- _How to complete this task_: In the entries that follow, how many lines hold the string "show"? Give only that number.

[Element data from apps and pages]
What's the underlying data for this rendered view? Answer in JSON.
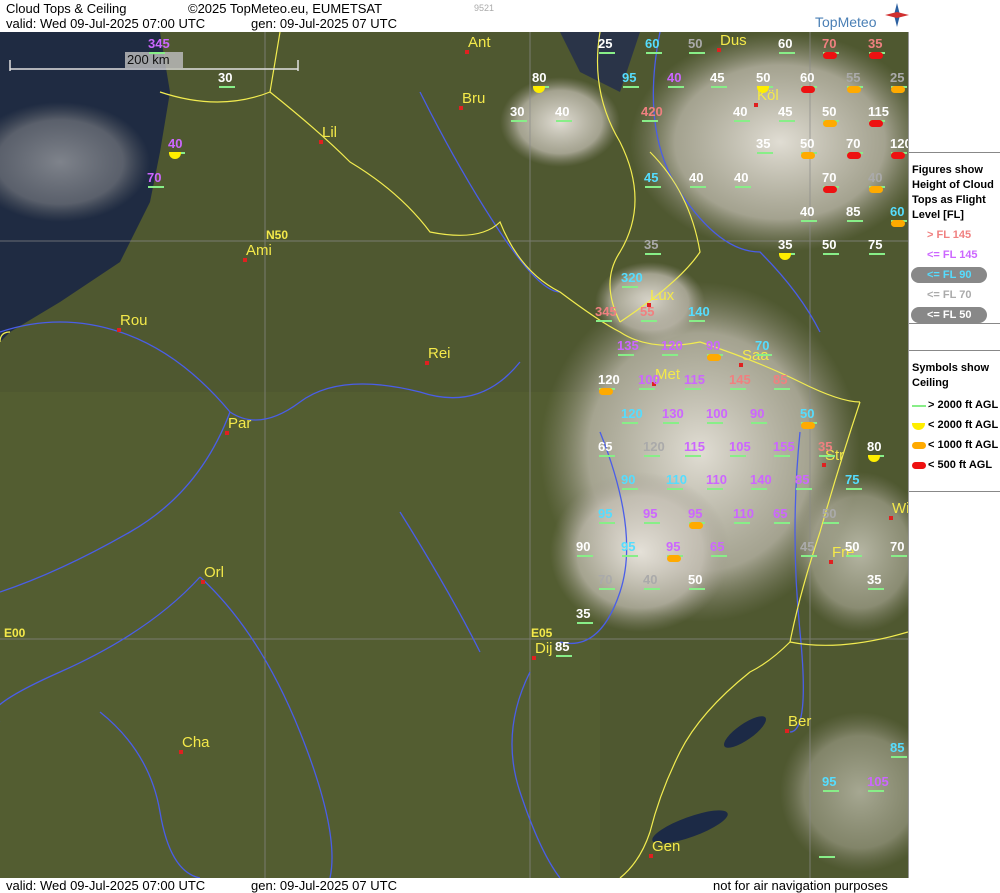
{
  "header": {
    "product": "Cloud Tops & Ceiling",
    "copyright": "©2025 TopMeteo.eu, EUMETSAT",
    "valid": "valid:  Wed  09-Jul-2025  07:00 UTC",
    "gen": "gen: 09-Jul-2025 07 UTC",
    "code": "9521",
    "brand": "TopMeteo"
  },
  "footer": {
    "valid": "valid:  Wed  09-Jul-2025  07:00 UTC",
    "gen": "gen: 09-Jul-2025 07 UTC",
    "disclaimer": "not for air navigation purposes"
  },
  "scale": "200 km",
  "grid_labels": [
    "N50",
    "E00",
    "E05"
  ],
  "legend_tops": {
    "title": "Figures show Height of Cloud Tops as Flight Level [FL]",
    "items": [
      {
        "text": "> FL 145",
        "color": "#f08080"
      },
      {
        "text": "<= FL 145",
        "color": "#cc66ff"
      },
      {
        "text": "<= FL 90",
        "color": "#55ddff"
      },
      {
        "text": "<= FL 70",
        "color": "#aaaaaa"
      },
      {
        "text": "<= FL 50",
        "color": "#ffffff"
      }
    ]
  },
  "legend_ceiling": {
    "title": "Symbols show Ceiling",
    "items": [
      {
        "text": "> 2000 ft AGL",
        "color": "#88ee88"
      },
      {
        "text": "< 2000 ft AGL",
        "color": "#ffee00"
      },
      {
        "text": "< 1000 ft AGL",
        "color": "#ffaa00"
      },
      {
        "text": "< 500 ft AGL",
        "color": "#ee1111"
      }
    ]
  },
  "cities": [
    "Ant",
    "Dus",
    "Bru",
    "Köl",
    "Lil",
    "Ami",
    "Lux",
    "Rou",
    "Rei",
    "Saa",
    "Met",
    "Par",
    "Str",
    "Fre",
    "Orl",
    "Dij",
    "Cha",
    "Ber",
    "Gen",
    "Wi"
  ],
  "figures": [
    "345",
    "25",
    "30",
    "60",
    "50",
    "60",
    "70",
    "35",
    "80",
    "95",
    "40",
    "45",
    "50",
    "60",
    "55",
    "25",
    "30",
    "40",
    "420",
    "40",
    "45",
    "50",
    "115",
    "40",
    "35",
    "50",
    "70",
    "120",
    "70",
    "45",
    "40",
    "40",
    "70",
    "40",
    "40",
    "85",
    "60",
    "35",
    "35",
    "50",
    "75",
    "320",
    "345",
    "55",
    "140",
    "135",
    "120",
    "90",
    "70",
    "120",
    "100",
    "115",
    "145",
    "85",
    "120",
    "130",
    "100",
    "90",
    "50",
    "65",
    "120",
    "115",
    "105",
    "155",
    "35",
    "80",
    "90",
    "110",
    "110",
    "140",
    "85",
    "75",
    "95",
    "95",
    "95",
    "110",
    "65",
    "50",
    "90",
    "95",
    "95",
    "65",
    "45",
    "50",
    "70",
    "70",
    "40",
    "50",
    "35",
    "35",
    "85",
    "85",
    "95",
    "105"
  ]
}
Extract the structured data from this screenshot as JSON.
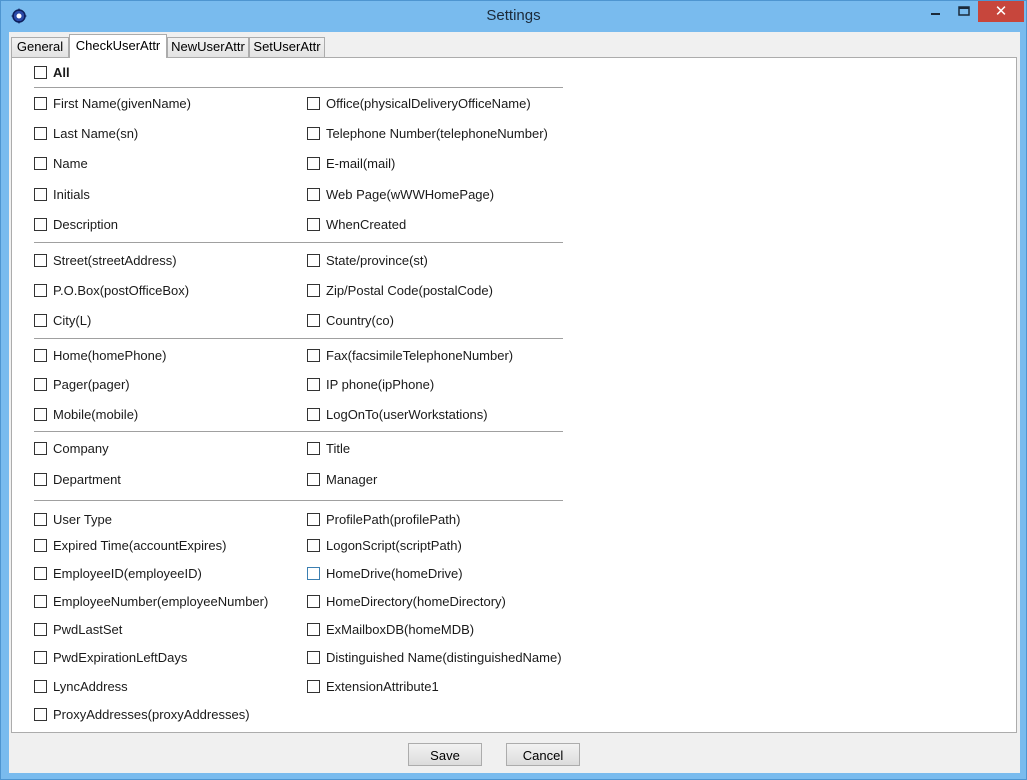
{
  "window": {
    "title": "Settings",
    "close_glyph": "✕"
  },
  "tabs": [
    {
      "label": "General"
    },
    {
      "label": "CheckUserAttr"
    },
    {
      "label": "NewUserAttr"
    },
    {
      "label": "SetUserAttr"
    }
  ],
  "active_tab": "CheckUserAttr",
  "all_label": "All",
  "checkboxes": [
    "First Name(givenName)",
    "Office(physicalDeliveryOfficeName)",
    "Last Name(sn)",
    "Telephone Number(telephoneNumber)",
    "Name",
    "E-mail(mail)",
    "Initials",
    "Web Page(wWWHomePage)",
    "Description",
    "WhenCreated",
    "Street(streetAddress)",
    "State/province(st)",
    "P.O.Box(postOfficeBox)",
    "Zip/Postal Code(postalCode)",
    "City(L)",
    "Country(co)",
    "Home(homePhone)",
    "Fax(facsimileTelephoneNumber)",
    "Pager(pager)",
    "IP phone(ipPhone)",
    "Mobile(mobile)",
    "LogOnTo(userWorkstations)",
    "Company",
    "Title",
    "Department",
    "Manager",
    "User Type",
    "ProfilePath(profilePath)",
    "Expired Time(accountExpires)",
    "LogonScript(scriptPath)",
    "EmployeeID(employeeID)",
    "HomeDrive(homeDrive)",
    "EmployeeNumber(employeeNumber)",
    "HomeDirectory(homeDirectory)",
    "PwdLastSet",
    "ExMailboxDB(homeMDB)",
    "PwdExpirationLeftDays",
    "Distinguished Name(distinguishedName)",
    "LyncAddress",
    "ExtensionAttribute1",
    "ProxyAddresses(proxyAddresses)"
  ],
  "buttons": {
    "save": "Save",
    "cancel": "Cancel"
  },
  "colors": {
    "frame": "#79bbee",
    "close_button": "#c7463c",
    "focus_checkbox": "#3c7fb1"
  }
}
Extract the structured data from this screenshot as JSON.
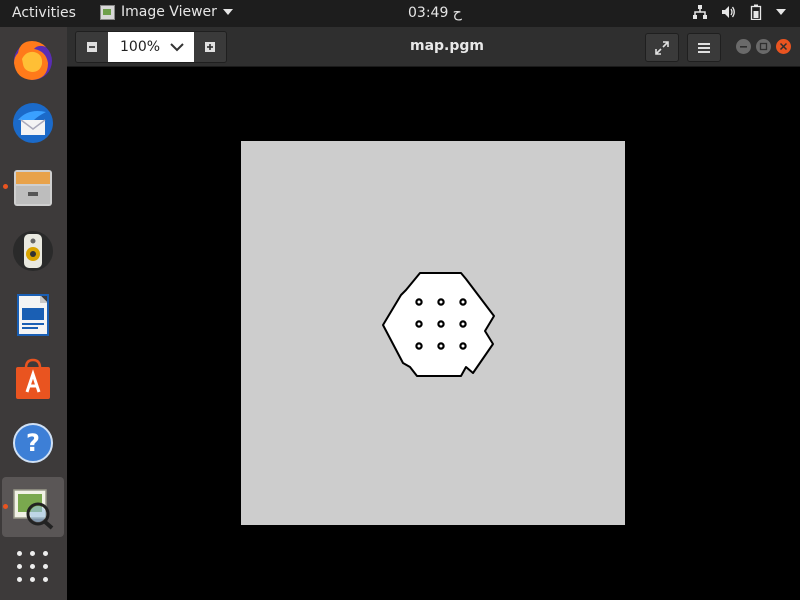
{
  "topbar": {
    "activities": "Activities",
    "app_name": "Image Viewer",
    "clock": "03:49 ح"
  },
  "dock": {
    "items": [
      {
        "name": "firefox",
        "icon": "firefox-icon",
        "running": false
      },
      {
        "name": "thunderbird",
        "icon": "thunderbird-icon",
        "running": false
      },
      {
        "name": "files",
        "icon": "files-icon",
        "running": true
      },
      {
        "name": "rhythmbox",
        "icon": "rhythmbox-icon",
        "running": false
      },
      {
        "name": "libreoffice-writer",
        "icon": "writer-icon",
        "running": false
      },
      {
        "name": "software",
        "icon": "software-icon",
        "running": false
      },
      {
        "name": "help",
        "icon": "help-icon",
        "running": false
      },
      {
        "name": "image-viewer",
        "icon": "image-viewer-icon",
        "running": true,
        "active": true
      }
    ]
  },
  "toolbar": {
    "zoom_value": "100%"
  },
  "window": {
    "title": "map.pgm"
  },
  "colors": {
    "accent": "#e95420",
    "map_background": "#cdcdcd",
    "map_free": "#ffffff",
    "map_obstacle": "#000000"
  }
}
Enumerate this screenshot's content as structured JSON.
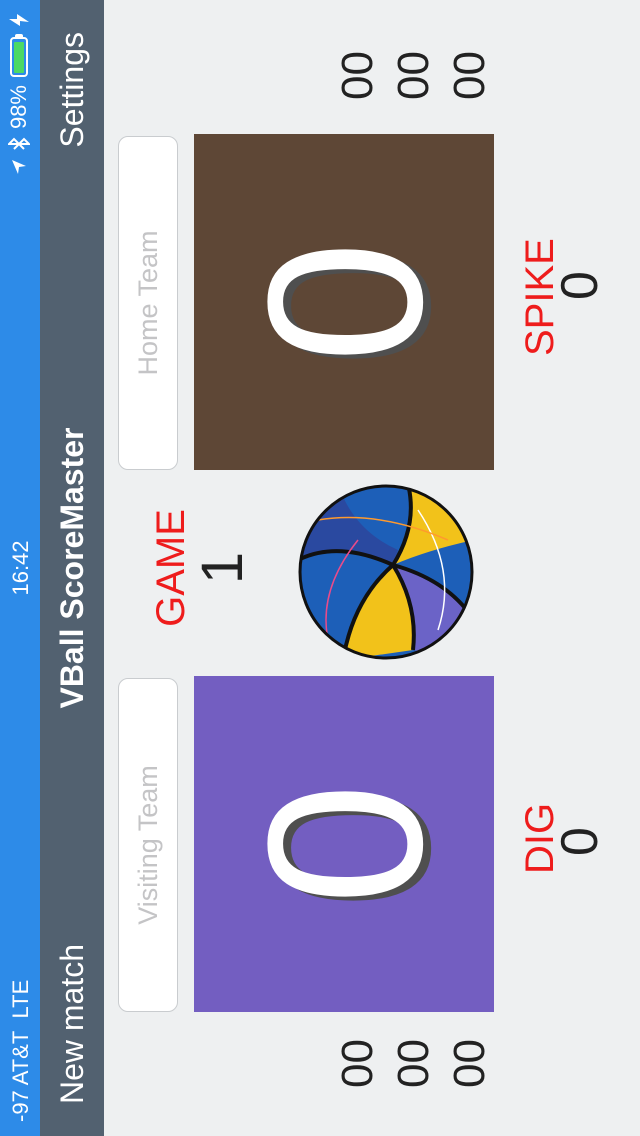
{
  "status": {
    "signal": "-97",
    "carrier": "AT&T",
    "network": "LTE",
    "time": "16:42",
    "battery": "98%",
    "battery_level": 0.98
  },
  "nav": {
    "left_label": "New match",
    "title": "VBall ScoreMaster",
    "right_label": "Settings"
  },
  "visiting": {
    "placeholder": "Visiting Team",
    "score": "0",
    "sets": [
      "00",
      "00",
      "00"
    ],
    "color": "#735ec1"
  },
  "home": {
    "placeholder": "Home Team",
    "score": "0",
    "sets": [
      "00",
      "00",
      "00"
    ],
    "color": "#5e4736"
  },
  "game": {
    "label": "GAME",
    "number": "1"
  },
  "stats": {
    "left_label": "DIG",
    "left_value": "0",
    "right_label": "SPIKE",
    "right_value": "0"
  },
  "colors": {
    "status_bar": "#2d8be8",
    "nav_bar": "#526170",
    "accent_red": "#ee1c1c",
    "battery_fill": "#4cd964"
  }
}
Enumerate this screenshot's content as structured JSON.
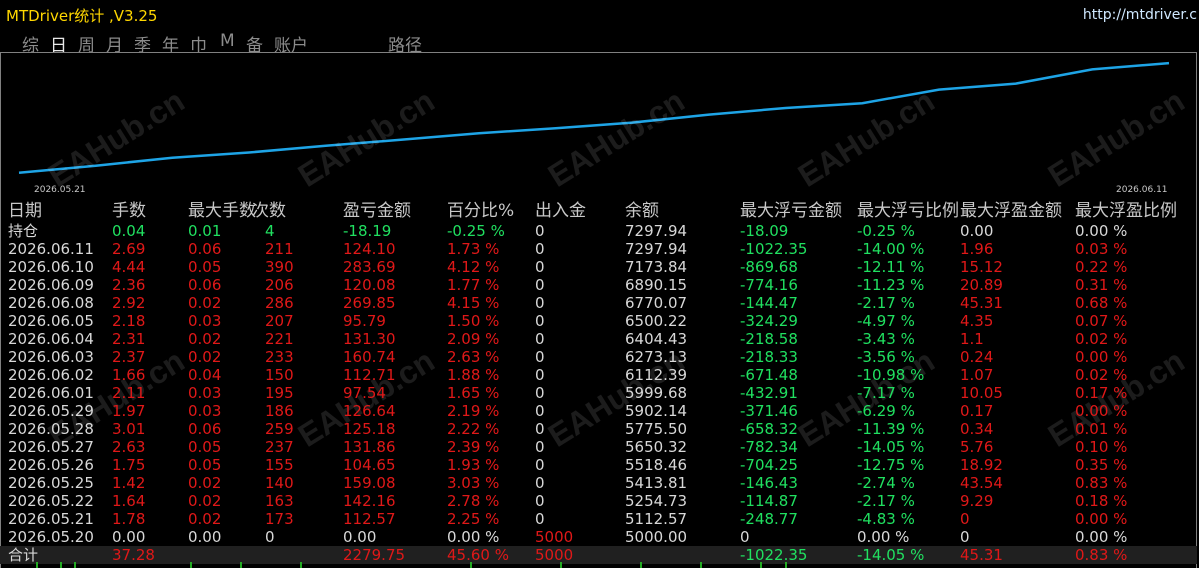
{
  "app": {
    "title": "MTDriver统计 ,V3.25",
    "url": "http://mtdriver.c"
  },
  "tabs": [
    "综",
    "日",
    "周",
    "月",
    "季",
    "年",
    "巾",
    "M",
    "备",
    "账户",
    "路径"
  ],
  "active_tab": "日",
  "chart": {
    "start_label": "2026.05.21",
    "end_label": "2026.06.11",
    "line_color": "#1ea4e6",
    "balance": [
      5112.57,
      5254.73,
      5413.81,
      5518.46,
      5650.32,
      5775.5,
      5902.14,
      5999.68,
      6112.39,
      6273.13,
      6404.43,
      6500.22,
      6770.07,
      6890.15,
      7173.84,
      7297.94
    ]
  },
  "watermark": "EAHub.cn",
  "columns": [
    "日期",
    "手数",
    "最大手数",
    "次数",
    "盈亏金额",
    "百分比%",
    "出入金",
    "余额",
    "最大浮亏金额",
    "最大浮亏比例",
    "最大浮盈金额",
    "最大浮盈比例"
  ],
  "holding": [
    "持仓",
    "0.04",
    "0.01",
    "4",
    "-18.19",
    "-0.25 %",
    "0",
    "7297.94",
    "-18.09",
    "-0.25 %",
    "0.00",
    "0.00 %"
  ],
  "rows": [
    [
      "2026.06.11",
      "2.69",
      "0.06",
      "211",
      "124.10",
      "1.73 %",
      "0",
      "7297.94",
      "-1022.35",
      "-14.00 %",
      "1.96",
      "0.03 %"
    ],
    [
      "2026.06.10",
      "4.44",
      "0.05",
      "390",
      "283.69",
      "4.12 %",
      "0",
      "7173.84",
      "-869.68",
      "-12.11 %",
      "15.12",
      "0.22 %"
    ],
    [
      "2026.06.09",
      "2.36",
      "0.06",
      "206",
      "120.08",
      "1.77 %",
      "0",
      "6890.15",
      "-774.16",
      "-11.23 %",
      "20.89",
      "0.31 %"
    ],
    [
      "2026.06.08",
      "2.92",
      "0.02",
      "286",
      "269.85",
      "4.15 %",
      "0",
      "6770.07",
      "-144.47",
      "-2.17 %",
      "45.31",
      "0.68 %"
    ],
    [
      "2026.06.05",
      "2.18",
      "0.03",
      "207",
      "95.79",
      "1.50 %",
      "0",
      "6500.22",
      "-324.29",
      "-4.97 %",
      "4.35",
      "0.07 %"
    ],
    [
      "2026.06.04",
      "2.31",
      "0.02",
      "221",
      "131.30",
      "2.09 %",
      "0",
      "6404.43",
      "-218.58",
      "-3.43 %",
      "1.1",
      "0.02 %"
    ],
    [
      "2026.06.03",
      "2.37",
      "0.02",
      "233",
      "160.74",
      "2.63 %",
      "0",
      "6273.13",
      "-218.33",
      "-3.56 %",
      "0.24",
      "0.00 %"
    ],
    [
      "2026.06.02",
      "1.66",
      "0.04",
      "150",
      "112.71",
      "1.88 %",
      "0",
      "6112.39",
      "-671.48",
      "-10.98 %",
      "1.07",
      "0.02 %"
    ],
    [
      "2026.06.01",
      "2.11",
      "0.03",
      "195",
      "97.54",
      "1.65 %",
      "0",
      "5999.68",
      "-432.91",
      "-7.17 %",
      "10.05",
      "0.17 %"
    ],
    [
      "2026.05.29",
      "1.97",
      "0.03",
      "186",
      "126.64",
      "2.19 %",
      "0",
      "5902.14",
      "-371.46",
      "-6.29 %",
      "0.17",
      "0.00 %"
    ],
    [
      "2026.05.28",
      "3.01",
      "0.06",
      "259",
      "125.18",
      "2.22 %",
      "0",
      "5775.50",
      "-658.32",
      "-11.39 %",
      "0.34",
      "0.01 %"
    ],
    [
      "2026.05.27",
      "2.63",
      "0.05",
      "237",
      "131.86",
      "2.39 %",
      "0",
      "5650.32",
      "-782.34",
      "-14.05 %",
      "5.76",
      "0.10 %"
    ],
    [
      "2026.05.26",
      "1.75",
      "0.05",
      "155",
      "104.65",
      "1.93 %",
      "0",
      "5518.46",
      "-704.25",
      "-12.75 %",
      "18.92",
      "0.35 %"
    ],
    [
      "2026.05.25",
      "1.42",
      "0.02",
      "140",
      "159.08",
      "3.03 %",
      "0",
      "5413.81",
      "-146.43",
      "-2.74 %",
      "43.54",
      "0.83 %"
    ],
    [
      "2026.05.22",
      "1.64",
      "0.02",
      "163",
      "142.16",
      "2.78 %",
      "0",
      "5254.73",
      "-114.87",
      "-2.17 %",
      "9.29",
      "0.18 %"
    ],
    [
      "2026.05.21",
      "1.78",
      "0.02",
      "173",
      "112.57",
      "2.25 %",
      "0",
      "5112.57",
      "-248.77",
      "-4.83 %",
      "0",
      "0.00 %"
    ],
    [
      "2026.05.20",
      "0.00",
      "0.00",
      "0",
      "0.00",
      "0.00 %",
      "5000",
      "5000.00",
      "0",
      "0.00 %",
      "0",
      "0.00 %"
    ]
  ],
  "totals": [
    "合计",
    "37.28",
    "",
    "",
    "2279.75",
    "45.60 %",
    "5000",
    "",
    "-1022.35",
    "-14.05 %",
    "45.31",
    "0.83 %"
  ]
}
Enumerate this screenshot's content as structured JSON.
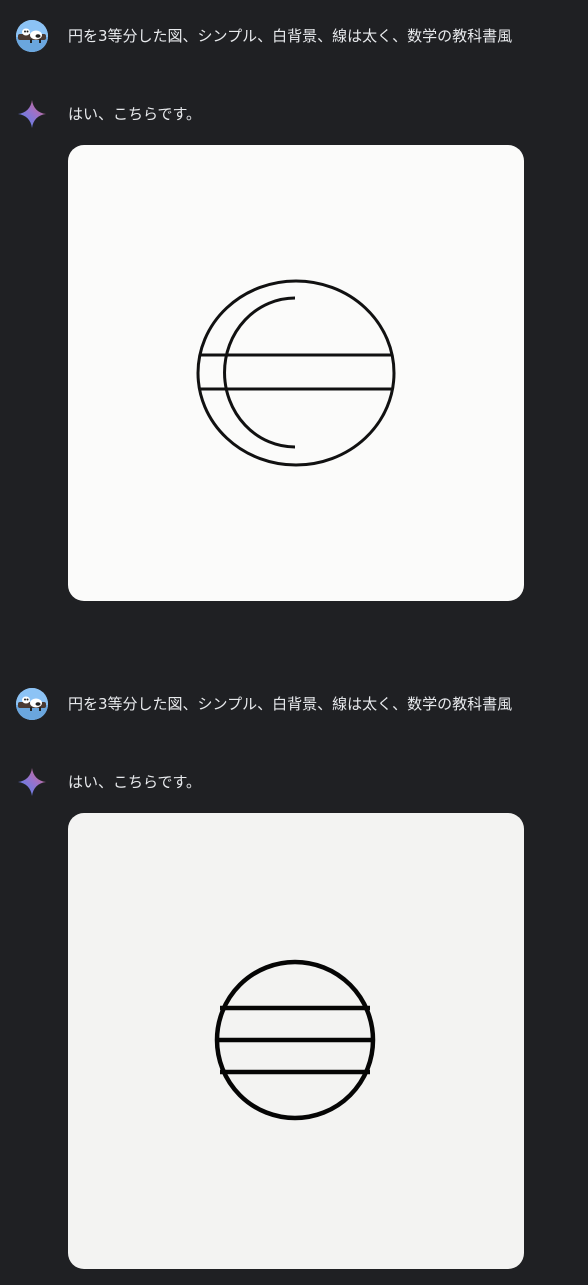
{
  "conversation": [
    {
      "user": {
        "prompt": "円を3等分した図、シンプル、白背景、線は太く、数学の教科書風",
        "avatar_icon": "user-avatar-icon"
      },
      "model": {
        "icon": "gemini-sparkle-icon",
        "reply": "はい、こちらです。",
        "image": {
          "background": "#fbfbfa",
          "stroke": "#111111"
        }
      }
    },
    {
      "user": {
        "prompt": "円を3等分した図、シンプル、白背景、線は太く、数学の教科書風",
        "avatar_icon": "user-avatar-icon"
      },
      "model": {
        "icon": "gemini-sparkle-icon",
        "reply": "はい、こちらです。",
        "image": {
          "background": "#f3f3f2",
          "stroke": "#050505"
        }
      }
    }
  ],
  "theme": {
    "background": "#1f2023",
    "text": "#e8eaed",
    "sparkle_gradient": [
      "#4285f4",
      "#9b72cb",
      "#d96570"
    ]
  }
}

- _Problem solution_: 2